EXERCISE DETAILS:
Examine the entries and show every line in which the word "task" is found.

DATA RECORDS:
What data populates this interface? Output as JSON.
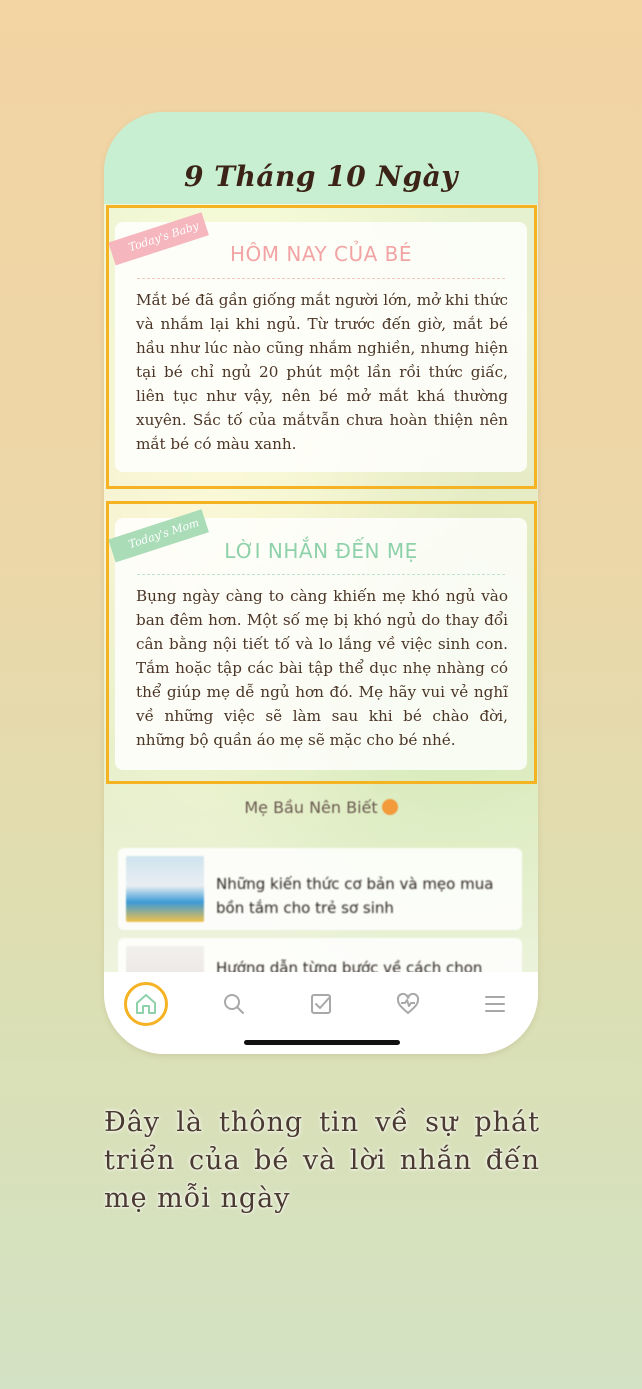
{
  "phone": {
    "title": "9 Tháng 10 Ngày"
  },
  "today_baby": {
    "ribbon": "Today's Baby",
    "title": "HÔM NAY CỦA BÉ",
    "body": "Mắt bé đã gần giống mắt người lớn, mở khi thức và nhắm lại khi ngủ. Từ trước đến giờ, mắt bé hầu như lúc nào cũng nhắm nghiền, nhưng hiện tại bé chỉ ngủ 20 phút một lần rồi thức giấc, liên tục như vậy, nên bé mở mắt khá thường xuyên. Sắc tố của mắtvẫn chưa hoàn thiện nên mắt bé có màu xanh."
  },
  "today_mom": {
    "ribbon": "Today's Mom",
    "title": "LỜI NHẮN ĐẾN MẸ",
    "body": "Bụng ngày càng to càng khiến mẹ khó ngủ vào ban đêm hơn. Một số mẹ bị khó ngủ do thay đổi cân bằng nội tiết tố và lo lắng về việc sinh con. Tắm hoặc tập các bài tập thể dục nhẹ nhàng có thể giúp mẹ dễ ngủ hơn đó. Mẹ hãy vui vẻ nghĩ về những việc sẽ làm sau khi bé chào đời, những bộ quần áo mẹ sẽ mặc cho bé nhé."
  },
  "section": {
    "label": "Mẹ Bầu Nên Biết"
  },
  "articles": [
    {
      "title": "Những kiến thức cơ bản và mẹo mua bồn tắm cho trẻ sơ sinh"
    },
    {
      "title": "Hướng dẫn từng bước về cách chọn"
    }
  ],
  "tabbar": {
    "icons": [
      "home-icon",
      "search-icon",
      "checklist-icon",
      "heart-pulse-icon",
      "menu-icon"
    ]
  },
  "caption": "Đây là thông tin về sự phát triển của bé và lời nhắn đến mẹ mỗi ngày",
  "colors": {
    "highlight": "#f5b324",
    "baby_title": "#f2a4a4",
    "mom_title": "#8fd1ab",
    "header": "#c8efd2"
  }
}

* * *

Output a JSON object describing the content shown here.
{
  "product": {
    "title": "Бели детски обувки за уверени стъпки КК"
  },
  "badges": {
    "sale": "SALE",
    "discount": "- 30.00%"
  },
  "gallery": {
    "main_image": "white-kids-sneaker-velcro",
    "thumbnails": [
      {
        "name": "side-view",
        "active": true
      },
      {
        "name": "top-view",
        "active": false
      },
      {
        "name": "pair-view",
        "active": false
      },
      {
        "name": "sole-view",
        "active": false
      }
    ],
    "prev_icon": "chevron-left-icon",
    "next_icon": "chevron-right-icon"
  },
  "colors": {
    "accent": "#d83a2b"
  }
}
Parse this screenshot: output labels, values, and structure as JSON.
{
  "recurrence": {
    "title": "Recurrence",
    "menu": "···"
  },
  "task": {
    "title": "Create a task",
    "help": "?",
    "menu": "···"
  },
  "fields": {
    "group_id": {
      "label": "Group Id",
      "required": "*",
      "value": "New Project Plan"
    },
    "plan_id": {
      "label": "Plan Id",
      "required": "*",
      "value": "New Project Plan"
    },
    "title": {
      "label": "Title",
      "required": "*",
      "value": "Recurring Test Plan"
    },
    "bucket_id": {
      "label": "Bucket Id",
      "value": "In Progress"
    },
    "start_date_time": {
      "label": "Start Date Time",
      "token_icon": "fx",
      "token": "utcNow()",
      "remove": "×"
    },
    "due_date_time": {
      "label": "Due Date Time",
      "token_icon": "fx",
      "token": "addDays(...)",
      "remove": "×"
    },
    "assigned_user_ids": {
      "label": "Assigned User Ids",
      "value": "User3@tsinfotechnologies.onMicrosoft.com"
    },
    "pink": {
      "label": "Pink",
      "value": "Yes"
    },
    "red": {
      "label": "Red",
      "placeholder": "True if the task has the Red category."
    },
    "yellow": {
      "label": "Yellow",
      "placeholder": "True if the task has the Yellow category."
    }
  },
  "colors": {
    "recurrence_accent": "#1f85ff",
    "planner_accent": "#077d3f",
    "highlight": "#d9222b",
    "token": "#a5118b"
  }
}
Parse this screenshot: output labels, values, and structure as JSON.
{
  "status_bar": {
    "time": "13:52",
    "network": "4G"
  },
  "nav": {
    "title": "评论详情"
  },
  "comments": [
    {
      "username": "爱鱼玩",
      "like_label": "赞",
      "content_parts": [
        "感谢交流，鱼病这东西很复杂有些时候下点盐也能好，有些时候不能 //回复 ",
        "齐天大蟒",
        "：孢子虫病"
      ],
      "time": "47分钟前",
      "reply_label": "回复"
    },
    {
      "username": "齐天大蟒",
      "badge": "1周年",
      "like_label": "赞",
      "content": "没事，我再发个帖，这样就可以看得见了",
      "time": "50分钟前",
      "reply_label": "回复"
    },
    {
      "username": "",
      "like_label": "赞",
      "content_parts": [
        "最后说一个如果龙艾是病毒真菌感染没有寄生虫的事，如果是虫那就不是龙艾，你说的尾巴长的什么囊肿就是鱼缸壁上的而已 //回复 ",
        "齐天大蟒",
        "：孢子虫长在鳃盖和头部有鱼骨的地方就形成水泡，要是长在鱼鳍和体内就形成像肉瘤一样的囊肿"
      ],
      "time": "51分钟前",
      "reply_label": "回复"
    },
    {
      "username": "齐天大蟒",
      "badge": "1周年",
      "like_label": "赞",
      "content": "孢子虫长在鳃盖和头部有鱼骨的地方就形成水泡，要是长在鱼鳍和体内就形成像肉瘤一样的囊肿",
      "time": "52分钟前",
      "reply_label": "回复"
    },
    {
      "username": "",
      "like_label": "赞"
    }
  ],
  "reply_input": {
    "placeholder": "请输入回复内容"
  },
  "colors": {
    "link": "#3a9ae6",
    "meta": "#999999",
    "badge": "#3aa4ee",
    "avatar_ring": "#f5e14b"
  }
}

EXPECTED OUTPUT:
  "task": {
    "title": "Create a task",
      "placeholder": "True if the task has the Red category."
      "placeholder": "True if the task has the Yellow category."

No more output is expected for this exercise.